Debord wanted to establish an even more radical movement which would totally abandon the arena of fine art while solely focusing on questions of psychogeography, a total dissolution of boundaries between art and life. In 1957 he and Asger Jorn brought together the International Movement for an Imaginist Bauhaus and the Lettrist International by establishing Situationist International. They specifically denied their status as an art movement
Constant did not join SI at that time. He objected to the SI on the ground that the movement seemed to be established mainly by artists who have their own interest at heart more than a common goal. When SI openly pleaded for ‘unitary urbanism‘, as defined by Constant and Debord, Constant joined. An intensive correspondence between him and Debord followed. Constant wrote several theoretical articles for the French SI journal and staged events at several museums in Paris as well as the Stedelijk Museum in Amsterdam, where he showed his New Babylon series in 1959.
The success of the New Babylon show in 1959 prompted SI to plan a group exhibition there in April–May 1960. This exhibition would never take place. Disagreements in the group resulted in a split and several expulsions. In 1960 Constant left the group for the same reason he initially objected to joining. By 1961 no one remained of the original artistic core or tendency except Debord himself. though members more allied to the SI’s political tendency remained.
He abandoned painting to work solely on his New Babylon project from 1956 to 1974.

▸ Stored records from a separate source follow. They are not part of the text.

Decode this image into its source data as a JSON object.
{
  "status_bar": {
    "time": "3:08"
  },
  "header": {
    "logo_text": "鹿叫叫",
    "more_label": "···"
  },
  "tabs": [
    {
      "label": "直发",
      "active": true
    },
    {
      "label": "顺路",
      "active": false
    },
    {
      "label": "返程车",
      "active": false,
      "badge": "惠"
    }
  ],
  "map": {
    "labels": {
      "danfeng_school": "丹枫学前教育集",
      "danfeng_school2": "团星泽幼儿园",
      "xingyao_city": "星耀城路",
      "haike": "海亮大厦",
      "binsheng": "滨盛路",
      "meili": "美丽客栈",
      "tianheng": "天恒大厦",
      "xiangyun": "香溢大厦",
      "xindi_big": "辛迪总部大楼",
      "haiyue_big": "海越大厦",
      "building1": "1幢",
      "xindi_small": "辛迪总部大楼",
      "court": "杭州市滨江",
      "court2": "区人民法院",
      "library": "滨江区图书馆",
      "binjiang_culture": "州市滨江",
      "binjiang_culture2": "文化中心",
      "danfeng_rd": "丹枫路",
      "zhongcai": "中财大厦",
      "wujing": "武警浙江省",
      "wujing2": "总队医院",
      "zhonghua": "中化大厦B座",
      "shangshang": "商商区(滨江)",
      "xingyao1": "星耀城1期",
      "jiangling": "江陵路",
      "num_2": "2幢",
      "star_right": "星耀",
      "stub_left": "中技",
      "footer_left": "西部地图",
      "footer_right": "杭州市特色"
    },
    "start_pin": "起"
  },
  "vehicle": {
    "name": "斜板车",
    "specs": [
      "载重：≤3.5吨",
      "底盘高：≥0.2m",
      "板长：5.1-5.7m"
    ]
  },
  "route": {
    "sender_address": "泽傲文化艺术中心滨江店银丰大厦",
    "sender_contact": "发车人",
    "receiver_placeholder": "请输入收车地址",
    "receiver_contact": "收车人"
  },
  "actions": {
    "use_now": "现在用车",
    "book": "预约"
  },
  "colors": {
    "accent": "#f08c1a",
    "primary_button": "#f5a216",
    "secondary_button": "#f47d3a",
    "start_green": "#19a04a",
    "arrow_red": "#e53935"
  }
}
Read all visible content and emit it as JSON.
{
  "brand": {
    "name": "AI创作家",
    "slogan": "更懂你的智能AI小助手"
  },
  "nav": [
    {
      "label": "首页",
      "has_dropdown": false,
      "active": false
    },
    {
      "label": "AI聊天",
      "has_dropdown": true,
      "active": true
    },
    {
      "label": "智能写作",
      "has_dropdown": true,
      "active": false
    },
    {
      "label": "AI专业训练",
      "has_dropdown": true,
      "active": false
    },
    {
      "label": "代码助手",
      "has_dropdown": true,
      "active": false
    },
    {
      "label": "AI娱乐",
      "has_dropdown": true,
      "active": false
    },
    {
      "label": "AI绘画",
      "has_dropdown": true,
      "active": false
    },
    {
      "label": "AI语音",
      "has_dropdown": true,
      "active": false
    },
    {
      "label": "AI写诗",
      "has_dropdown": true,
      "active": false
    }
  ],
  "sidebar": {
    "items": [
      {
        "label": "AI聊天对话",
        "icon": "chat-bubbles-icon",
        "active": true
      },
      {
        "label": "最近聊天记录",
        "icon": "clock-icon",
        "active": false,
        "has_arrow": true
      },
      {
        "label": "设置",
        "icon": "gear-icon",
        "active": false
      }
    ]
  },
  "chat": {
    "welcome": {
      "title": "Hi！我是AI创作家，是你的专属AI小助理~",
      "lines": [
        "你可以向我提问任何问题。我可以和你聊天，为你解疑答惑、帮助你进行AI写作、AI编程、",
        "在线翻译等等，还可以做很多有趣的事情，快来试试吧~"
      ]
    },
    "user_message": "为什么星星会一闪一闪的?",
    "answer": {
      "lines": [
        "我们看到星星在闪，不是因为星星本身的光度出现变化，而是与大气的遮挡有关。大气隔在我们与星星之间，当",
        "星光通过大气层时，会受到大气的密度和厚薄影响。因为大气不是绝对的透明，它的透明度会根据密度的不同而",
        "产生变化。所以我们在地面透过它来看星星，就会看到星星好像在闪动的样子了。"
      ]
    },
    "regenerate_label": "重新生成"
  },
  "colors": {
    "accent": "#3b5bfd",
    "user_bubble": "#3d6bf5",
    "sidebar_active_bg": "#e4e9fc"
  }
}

With New Babylon Nieuwenhuys envisioned a “world wide city for the future” where land is owned collectively, work is fully automated and the need to work replaced with a nomadic life of creative play. New Babylon is inhabited by homo ludens, who, freed from labor, will not have to make art, for he can be creative in the daily practice of his life.
In Nieuwenhuys’ own words:
The project of New Babylon only intends to give the minimum conditions for a behaviour that must remain as free as possible. Any restriction of the freedom of movement, any limitation with regard to the creation of mood and atmosphere, has to be avoided. Everything has to remain possible, all is to happen, the environment has to be created by the activity of life, and not inversely.
The New Babylon project consisted of a series of models, constructions, maquettes, collages, drawings, graphics and texts expressing Constant’s theories of urban development and social interaction. A few examples of spatial constructions for which he used modern materials like stainless steel, aluminum and perspex are Het Ruimtecircus (1956) (Spatial Circus) and Het Zonneschip (1956) (Sunvessel).
In 1974 the New Babylon project officially came to an end with a large exhibition in the Gemeentemuseum Den Haag. Because he lacked room to store the vast collection of constructions, maquettes, maps and structures he sold them all to the museum. In 1999 Constant’s New Babylon: City for Another Life, opened at the Drawing Center in New York. It was his first solo exhibition in the United States and was curated by Mark Wigley. There was a symposium conducted in conjunction with the exhibition.
According to the Dutch architect Rem Koolhaas, Nieuwenhuys has made a lot of architects think with his New Babylon: “He was an example of courage”.